TASK PROMPT: Copy out each record below, exactly as given.

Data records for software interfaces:

===============

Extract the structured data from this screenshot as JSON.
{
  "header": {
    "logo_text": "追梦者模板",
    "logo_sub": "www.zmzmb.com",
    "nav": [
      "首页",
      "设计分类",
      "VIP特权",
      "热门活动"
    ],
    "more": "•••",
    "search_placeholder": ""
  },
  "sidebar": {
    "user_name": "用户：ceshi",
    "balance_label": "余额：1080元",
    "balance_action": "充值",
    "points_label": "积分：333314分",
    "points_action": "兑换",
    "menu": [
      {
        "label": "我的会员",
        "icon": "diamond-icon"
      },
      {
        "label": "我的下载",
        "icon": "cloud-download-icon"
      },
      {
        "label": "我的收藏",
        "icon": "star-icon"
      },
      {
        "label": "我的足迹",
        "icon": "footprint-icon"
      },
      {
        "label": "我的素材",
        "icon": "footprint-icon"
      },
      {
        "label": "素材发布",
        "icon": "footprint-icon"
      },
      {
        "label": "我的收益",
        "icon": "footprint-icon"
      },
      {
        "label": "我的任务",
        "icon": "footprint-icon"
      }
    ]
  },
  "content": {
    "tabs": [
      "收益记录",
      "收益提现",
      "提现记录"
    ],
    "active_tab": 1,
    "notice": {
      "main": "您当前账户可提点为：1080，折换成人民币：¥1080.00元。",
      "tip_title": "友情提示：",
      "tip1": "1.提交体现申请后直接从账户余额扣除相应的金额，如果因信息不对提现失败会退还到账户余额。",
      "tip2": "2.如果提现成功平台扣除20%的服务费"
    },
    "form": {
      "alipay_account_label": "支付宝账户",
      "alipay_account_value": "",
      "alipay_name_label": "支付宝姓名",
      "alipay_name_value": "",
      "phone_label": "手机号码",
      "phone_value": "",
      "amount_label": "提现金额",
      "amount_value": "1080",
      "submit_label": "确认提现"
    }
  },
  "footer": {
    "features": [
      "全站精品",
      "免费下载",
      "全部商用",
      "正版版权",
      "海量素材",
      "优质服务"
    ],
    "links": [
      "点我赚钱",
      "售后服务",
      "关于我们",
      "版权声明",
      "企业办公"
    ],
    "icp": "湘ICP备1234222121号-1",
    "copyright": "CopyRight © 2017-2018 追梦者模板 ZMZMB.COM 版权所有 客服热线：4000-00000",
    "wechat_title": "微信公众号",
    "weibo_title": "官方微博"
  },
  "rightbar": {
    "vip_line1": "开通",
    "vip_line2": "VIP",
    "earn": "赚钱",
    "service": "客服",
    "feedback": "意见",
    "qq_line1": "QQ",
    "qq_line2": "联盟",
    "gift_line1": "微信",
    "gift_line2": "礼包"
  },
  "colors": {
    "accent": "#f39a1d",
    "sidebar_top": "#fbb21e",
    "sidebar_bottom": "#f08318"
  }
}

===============

OUTPUT OF THE EXERCISE:
Extract the structured data from this screenshot as JSON.
{
  "header": {
    "logo_text": "追梦者模板",
    "logo_sub": "www.zmzmb.com",
    "nav": [
      "首页",
      "设计分类",
      "VIP特权",
      "热门活动"
    ],
    "more": "•••",
    "search_placeholder": ""
  },
  "sidebar": {
    "user_name": "用户：ceshi",
    "balance_label": "余额：1080元",
    "balance_action": "充值",
    "points_label": "积分：333314分",
    "points_action": "兑换",
    "menu": [
      {
        "label": "我的会员",
        "icon": "diamond-icon"
      },
      {
        "label": "我的下载",
        "icon": "cloud-download-icon"
      },
      {
        "label": "我的收藏",
        "icon": "star-icon"
      },
      {
        "label": "我的足迹",
        "icon": "footprint-icon"
      },
      {
        "label": "我的素材",
        "icon": "footprint-icon"
      },
      {
        "label": "素材发布",
        "icon": "footprint-icon"
      },
      {
        "label": "我的收益",
        "icon": "footprint-icon"
      },
      {
        "label": "我的任务",
        "icon": "footprint-icon"
      }
    ]
  },
  "content": {
    "tabs": [
      "收益记录",
      "收益提现",
      "提现记录"
    ],
    "active_tab": 1,
    "notice": {
      "main": "您当前账户可提点为：1080，折换成人民币：¥1080.00元。",
      "tip_title": "友情提示：",
      "tip1": "1.提交体现申请后直接从账户余额扣除相应的金额，如果因信息不对提现失败会退还到账户余额。",
      "tip2": "2.如果提现成功平台扣除20%的服务费"
    },
    "form": {
      "alipay_account_label": "支付宝账户",
      "alipay_account_value": "",
      "alipay_name_label": "支付宝姓名",
      "alipay_name_value": "",
      "phone_label": "手机号码",
      "phone_value": "",
      "amount_label": "提现金额",
      "amount_value": "1080",
      "submit_label": "确认提现"
    }
  },
  "footer": {
    "features": [
      "全站精品",
      "免费下载",
      "全部商用",
      "正版版权",
      "海量素材",
      "优质服务"
    ],
    "links": [
      "点我赚钱",
      "售后服务",
      "关于我们",
      "版权声明",
      "企业办公"
    ],
    "icp": "湘ICP备1234222121号-1",
    "copyright": "CopyRight © 2017-2018 追梦者模板 ZMZMB.COM 版权所有 客服热线：4000-00000",
    "wechat_title": "微信公众号",
    "weibo_title": "官方微博"
  },
  "rightbar": {
    "vip_line1": "开通",
    "vip_line2": "VIP",
    "earn": "赚钱",
    "service": "客服",
    "feedback": "意见",
    "qq_line1": "QQ",
    "qq_line2": "联盟",
    "gift_line1": "微信",
    "gift_line2": "礼包"
  },
  "colors": {
    "accent": "#f39a1d",
    "sidebar_top": "#fbb21e",
    "sidebar_bottom": "#f08318"
  }
}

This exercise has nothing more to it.